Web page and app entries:
————

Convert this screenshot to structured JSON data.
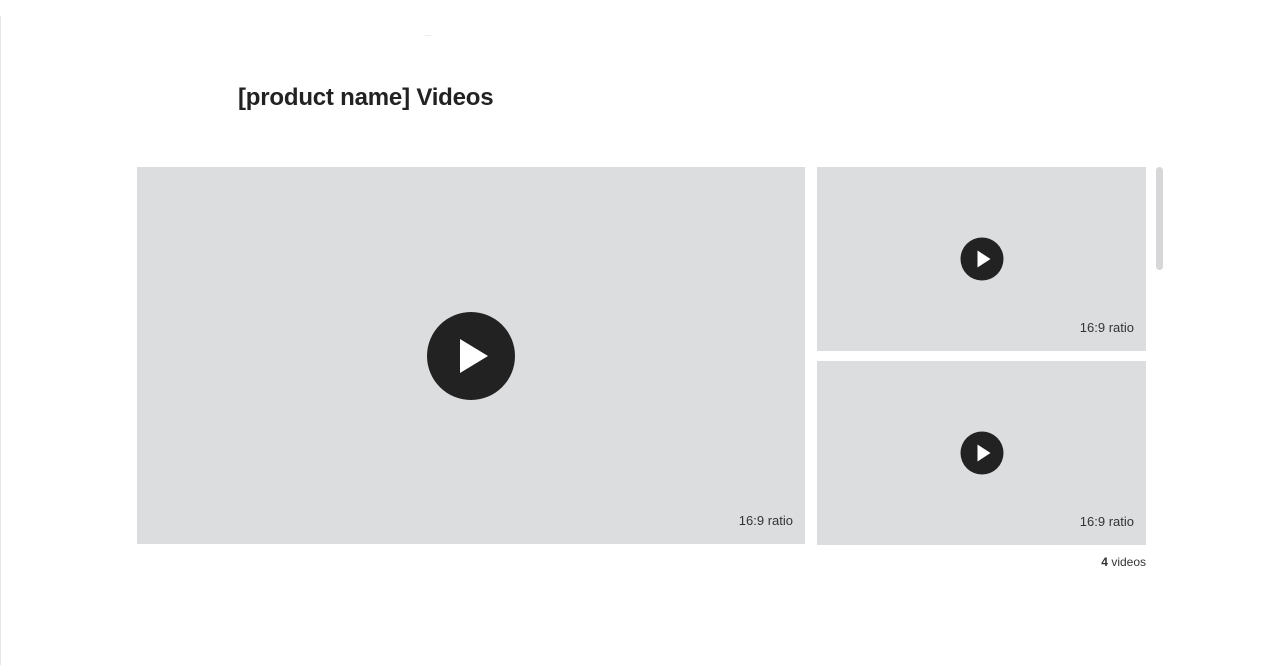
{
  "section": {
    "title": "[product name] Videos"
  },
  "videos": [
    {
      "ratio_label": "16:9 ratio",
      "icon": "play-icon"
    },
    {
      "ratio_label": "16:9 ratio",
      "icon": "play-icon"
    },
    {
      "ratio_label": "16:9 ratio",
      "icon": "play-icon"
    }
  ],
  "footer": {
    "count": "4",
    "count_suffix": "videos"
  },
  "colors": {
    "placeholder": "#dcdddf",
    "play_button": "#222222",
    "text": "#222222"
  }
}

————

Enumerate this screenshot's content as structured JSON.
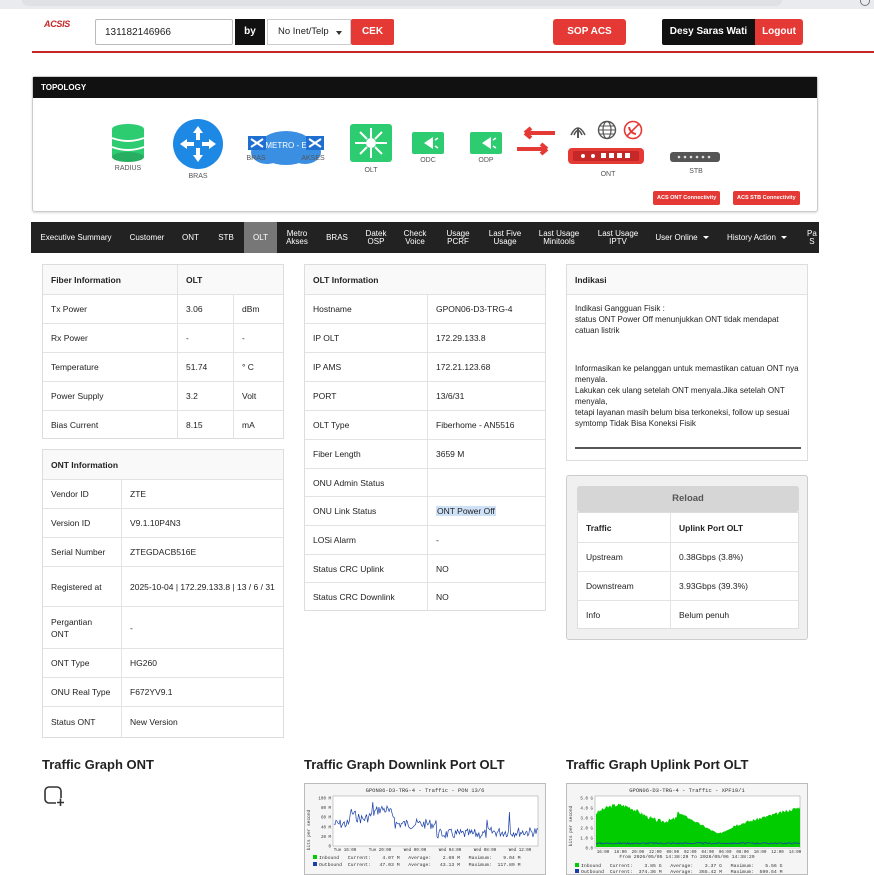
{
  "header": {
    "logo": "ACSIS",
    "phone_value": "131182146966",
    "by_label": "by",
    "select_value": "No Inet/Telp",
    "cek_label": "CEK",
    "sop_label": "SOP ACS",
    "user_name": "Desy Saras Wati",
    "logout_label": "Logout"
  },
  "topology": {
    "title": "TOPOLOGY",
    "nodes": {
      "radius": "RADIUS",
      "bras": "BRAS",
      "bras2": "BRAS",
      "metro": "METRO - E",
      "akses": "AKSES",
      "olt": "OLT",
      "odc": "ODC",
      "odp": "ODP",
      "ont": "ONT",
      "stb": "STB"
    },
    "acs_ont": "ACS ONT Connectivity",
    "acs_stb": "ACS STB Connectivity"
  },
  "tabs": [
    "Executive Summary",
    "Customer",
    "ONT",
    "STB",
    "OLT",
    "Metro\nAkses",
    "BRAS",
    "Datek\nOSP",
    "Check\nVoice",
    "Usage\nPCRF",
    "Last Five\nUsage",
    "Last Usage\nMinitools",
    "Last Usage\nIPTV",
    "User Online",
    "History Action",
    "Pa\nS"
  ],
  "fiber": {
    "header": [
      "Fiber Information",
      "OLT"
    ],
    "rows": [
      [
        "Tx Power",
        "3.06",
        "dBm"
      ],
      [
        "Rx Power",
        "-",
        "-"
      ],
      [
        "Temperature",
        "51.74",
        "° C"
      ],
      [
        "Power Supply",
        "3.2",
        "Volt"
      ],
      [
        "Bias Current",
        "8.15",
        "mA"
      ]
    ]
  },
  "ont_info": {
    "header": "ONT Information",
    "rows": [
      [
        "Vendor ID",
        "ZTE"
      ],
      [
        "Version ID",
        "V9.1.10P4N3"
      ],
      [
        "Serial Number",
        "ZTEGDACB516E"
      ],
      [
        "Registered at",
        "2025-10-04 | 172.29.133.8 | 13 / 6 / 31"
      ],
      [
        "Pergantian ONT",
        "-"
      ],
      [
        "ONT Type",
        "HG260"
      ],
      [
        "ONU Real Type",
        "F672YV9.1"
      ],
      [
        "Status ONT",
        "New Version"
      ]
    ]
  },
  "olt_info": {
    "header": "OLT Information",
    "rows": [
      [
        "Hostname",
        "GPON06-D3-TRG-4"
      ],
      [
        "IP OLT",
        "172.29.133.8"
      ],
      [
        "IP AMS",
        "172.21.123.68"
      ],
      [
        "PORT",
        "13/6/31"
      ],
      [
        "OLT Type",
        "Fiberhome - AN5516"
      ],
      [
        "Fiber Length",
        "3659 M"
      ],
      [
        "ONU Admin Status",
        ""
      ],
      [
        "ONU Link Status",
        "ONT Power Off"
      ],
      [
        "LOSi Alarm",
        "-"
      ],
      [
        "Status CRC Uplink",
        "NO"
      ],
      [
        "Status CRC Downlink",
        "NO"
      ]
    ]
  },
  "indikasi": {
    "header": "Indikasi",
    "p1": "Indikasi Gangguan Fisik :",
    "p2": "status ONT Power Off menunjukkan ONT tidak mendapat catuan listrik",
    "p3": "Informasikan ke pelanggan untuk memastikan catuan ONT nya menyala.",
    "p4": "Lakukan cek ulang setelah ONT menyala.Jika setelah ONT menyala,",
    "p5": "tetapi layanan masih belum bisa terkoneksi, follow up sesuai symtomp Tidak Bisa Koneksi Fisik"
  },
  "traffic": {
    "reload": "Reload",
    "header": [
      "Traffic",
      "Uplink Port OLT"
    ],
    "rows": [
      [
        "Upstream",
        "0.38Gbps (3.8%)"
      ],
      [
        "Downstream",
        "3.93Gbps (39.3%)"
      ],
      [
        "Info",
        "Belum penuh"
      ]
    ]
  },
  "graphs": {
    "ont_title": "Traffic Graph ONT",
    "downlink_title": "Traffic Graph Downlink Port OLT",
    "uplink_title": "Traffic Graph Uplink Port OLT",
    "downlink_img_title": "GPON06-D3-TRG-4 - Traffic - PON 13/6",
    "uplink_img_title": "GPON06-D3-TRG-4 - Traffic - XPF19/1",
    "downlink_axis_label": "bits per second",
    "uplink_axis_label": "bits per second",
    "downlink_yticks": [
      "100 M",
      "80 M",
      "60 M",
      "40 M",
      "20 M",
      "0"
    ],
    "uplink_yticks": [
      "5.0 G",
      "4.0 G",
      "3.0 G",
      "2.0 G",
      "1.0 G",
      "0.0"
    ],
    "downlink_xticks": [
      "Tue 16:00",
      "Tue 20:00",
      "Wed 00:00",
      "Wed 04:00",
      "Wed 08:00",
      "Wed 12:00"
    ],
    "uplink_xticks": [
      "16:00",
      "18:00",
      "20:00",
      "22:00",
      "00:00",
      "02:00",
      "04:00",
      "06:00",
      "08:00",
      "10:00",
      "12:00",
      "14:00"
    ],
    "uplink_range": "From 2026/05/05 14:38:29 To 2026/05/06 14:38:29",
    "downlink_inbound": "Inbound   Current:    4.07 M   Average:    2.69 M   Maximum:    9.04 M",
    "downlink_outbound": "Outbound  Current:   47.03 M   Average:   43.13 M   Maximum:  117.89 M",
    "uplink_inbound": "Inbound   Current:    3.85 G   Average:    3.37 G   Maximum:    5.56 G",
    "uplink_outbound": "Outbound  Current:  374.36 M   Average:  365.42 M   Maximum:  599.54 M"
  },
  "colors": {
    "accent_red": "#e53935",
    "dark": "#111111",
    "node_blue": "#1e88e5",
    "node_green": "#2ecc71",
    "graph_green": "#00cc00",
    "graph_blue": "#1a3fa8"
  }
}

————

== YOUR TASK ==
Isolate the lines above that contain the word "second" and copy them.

== SOLUTION FOR THIS PROBLEM ==
    "downlink_axis_label": "bits per second",
    "uplink_axis_label": "bits per second",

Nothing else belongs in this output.